GOAL OF THE EXERCISE
Within the listing, how many lines include "JSON"? Please answer with a bare number.

PROVIDED DATA
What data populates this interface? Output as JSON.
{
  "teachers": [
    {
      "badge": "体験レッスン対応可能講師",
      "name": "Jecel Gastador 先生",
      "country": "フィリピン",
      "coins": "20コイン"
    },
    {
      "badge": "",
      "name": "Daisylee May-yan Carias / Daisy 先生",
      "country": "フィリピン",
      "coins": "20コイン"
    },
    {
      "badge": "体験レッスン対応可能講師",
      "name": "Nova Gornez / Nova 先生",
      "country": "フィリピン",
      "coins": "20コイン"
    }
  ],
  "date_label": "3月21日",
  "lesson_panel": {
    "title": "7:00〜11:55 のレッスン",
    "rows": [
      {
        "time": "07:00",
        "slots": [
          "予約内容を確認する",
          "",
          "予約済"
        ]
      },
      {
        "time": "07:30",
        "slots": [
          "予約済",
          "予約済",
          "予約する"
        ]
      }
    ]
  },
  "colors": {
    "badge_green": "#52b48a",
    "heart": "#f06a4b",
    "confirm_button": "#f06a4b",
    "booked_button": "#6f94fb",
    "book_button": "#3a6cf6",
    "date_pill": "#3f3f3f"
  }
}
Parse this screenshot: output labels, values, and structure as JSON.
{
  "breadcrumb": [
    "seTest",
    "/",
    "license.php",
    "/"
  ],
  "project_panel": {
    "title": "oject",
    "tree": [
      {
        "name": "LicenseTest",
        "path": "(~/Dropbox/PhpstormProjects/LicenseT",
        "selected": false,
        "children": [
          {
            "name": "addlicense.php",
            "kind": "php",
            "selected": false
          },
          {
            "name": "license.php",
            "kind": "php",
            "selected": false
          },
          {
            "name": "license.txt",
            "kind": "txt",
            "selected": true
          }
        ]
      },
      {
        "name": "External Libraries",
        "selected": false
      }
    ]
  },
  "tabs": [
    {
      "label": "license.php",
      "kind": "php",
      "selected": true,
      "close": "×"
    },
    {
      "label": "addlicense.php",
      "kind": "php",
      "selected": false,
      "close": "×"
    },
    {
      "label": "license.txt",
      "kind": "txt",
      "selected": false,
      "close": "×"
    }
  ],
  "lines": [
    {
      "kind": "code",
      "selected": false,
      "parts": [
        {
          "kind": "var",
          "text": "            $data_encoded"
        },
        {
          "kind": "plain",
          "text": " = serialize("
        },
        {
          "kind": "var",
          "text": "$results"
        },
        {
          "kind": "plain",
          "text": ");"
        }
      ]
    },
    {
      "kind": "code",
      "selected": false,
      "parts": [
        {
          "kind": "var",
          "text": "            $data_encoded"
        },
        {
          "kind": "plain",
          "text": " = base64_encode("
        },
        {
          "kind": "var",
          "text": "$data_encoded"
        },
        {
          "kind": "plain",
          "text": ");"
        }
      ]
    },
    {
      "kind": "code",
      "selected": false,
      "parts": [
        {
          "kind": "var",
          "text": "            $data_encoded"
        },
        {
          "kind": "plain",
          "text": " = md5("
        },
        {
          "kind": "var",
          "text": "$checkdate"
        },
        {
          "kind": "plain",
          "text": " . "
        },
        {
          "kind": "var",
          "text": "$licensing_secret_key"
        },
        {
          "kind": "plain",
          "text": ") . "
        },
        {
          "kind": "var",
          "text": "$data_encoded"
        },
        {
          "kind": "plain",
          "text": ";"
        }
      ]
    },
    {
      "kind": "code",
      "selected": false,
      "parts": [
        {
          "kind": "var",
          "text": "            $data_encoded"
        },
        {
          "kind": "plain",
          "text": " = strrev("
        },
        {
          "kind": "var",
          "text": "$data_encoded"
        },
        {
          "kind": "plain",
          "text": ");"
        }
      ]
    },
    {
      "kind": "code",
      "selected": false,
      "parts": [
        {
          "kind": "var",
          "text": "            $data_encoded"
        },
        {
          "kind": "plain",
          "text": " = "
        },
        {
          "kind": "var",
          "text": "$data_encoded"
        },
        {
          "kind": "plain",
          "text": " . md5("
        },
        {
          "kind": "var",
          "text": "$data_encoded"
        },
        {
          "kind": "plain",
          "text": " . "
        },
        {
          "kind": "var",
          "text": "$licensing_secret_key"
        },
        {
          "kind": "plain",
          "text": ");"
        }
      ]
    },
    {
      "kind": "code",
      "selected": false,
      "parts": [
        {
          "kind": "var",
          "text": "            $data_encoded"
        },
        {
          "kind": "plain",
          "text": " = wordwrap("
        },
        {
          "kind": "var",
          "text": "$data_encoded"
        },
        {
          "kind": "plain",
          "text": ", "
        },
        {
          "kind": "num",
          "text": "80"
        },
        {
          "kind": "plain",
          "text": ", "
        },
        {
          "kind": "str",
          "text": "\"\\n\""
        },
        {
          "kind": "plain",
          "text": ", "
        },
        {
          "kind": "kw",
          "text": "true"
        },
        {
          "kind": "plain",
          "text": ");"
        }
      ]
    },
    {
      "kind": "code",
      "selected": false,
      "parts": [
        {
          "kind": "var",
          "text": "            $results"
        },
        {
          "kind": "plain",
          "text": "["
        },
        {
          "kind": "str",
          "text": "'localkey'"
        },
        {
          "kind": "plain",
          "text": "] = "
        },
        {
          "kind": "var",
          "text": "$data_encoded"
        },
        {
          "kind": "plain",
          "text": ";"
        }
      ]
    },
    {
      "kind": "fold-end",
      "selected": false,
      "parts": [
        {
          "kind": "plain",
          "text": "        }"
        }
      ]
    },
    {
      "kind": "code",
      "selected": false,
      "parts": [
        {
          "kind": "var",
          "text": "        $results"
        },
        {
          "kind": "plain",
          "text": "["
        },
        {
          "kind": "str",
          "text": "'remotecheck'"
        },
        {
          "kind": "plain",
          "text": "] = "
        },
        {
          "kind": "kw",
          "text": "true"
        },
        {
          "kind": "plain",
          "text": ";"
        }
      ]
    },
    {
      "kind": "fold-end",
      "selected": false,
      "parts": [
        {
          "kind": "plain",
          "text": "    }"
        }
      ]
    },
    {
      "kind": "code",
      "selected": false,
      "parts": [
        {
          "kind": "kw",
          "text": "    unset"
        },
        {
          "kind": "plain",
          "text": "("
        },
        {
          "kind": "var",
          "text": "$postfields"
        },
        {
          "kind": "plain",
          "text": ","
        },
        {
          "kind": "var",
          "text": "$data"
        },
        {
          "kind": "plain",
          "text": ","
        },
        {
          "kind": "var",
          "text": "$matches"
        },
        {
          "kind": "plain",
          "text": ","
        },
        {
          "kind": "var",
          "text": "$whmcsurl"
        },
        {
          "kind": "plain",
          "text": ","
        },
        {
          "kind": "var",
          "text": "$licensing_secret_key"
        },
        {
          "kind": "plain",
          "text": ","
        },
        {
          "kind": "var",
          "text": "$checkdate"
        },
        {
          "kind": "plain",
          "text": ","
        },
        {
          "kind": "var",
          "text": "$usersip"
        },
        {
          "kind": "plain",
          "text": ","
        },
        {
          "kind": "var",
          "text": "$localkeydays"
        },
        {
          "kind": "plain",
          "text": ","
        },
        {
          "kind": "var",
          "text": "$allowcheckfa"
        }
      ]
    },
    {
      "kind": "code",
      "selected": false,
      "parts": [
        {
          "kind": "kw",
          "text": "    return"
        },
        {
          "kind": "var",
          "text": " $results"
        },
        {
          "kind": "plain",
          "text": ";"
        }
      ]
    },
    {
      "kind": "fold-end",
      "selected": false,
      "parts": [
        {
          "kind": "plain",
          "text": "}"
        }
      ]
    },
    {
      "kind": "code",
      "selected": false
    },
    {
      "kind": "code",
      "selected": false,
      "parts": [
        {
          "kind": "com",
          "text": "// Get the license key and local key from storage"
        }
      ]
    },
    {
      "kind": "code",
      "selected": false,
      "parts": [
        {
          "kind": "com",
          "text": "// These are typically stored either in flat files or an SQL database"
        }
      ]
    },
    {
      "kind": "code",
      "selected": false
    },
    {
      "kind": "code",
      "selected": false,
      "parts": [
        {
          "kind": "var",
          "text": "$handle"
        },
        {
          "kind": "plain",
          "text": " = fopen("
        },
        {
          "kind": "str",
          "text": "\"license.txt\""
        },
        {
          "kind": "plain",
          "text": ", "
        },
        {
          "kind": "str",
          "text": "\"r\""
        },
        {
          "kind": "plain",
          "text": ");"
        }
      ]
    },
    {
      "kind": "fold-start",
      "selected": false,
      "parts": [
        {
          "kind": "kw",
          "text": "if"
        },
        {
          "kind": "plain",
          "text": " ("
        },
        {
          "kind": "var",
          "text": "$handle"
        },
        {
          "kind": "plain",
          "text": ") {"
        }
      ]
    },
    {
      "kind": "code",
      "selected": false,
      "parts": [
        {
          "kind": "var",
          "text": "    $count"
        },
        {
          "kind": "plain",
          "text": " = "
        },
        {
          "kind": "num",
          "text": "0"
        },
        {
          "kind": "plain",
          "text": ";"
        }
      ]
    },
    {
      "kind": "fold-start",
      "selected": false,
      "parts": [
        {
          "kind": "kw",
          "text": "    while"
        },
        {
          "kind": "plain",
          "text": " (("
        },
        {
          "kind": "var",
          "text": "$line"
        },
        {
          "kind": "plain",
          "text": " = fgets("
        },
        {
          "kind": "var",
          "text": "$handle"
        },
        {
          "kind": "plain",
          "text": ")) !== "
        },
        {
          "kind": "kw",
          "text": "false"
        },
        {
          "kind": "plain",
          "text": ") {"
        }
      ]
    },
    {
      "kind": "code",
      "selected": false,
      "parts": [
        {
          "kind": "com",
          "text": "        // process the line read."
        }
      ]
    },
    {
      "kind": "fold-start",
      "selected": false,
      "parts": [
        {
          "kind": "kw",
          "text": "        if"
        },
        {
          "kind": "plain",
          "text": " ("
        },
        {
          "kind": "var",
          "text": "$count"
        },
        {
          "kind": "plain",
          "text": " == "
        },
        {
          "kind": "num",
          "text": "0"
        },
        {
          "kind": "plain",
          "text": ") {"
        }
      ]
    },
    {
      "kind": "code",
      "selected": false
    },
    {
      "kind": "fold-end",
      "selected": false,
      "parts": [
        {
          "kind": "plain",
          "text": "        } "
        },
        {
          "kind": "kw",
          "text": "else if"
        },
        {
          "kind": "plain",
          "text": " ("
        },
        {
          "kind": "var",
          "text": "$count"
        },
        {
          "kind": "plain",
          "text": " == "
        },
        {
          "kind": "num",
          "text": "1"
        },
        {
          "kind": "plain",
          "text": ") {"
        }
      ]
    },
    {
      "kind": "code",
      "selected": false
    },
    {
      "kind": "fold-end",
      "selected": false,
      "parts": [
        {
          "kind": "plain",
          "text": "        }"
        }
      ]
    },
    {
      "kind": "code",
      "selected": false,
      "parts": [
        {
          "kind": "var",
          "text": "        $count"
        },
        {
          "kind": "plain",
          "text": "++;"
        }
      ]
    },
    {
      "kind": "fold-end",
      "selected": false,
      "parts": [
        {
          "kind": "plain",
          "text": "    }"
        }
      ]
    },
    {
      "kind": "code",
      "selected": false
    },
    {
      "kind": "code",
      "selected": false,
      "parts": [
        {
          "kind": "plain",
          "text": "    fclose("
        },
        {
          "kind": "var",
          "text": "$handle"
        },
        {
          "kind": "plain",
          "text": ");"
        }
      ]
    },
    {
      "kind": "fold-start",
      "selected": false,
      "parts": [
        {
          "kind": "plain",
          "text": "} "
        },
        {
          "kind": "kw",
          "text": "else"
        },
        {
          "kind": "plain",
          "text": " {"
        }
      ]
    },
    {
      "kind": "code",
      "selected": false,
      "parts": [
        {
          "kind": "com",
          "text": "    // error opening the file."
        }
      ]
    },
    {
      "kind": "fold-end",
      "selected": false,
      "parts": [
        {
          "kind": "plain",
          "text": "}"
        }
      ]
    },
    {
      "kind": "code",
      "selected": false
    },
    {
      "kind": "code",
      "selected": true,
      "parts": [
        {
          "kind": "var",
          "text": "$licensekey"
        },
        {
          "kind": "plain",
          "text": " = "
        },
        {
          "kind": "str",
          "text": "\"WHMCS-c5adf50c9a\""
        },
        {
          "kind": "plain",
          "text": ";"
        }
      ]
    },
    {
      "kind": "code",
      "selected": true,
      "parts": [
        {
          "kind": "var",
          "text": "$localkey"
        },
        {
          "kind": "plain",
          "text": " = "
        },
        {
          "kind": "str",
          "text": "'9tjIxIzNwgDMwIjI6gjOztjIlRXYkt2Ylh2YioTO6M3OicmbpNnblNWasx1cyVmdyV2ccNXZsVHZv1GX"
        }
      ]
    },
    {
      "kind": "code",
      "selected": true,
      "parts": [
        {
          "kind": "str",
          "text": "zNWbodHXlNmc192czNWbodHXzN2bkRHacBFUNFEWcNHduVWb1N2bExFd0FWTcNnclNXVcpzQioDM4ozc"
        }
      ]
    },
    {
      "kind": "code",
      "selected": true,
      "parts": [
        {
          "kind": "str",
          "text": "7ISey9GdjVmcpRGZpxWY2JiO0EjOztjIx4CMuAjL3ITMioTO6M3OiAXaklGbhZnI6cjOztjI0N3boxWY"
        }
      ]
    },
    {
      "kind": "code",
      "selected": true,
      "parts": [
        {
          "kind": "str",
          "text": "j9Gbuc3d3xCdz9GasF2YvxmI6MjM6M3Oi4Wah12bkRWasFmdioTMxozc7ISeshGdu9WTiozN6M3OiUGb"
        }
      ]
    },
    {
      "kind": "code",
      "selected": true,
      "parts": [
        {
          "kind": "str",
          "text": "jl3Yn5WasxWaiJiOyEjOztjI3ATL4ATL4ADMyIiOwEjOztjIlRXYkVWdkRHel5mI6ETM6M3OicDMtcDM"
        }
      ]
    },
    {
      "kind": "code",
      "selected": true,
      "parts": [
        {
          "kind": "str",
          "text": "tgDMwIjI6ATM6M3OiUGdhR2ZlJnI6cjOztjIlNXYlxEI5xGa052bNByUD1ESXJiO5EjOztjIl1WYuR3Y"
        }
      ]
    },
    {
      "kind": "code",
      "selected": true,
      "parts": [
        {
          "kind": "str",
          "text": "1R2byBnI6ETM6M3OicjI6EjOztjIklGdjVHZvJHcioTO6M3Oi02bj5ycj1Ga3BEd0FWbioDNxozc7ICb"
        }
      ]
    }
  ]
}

OUTPUT OF THE EXERCISE
2